                                                                     the person standing to the right of them in the
   the student touched, run round the circle in opposite
   directions to try and reach the gap in the circle first.
Dynamic Stretching Activities
Dynamic stretches over-ride the stretch reflex within the muscle. The stretch reflex is the body’s self defence
mechanism to ensure that muscles are not pulled or wrenched. If carried out correctly, dynamic stretches are
safe and will result in a greater range of motion.

Dynamic Stretch 1                  Arm Swing

Muscle groups: pectoralis major, deltoid, latissimus dorsi

   Students should stand with knees slightly bent and
   back straight.
   Ask them to swing both arms up above the head
   and back down behind the body. Repeat five times.
   Students should then swing both arms out to the
   sides and then swing them back in, crossing them
   in front of the chest. Repeat five times.

Dynamic Stretch 2                  Squats

Muscle groups: gluteals, hip flexors, calves

   Students should stand with their hands out in front for
   balance, looking straight ahead.
   They should bend at the knees until thighs are parallel with
   the floor (90º angle).
   Once students reach the 90º position they should fully
   straighten legs in a slow controlled motion
   to return to starting position.
   The back should be kept straight.
   They should breathe in as they descend, and out as they rise.

Dynamic Stretch 3                  Lunges

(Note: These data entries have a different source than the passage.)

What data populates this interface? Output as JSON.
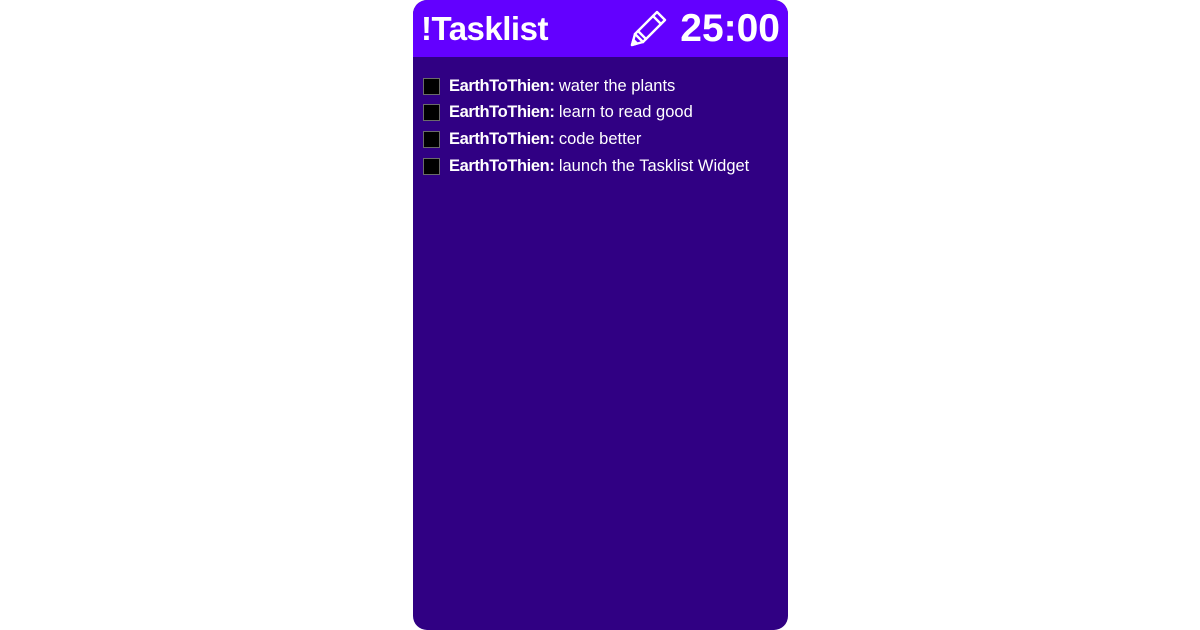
{
  "widget": {
    "title": "!Tasklist",
    "timer": "25:00",
    "edit_icon": "pencil-icon"
  },
  "colors": {
    "header_bg": "#6300ff",
    "body_bg": "#300083",
    "text": "#ffffff",
    "checkbox": "#000000"
  },
  "tasks": [
    {
      "user": "EarthToThien",
      "separator": ":",
      "text": "water the plants",
      "checked": false
    },
    {
      "user": "EarthToThien",
      "separator": ":",
      "text": "learn to read good",
      "checked": false
    },
    {
      "user": "EarthToThien",
      "separator": ":",
      "text": "code better",
      "checked": false
    },
    {
      "user": "EarthToThien",
      "separator": ":",
      "text": "launch the Tasklist Widget",
      "checked": false
    }
  ]
}
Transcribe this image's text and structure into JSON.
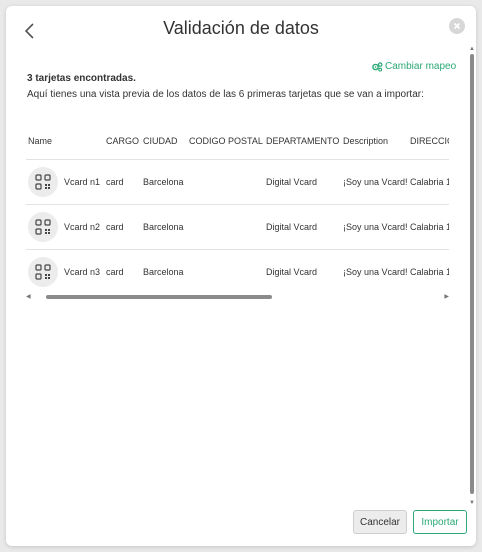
{
  "modal": {
    "title": "Validación de datos",
    "remap_label": "Cambiar mapeo",
    "found_text": "3 tarjetas encontradas.",
    "preview_text": "Aquí tienes una vista previa de los datos de las 6 primeras tarjetas que se van a importar:"
  },
  "table": {
    "headers": [
      "Name",
      "CARGO",
      "CIUDAD",
      "CODIGO POSTAL",
      "DEPARTAMENTO",
      "Description",
      "DIRECCIÓN"
    ],
    "rows": [
      {
        "name": "Vcard n1",
        "cargo": "card",
        "ciudad": "Barcelona",
        "cp": "",
        "departamento": "Digital Vcard",
        "description": "¡Soy una Vcard!",
        "direccion": "Calabria 1"
      },
      {
        "name": "Vcard n2",
        "cargo": "card",
        "ciudad": "Barcelona",
        "cp": "",
        "departamento": "Digital Vcard",
        "description": "¡Soy una Vcard!",
        "direccion": "Calabria 1"
      },
      {
        "name": "Vcard n3",
        "cargo": "card",
        "ciudad": "Barcelona",
        "cp": "",
        "departamento": "Digital Vcard",
        "description": "¡Soy una Vcard!",
        "direccion": "Calabria 1"
      }
    ]
  },
  "footer": {
    "cancel_label": "Cancelar",
    "import_label": "Importar"
  },
  "colors": {
    "accent": "#2aa876",
    "background": "#e9e9e9"
  },
  "icons": [
    "back-arrow-icon",
    "close-icon",
    "gears-icon",
    "qr-code-icon"
  ]
}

Muscle groups: abdominals, hip flexors, gluteals, calves

   Students stand with both feet together and their
   back straight.
   Ask them to lunge forward with the right leg.
   Their right thigh should be parallel to the ground,
   (90º angle of the knee) and the right lower
   leg vertical.
   Students should spring back to the starting
   position then repeat with the left leg.
   Repeat ten times on each leg.
Dynamic Stretching Activities
Dynamic Stretch 4                 Clawbacks

Muscle groups: gluteals, hip flexors, quadriceps, hamstrings

  Students should stand with both feet together and
  their back straight.
  Ask them to kick their right leg forward high and
  then extend the lower limb.
  Bring the leg back down, as though clawing against
  the floor.
  Swap legs.
  Repeat ten times on each leg.

Dynamic Stretch 5                 Upper Body

Muscle groups: hip flexors, hamstrings, obliques

  Ask students to find a partner.
  Ask them to start back to back, standing with
  their back relaxed.
  Students should stand tall with their hands above
  their head and touching their partner’s hands.
  Then ask them to bend at the hips taking their trunk
  and both arms down and touch their partner’s hands
  between the legs.
  Pairs should straighten up back to the starting
  Repeat five times then change sides.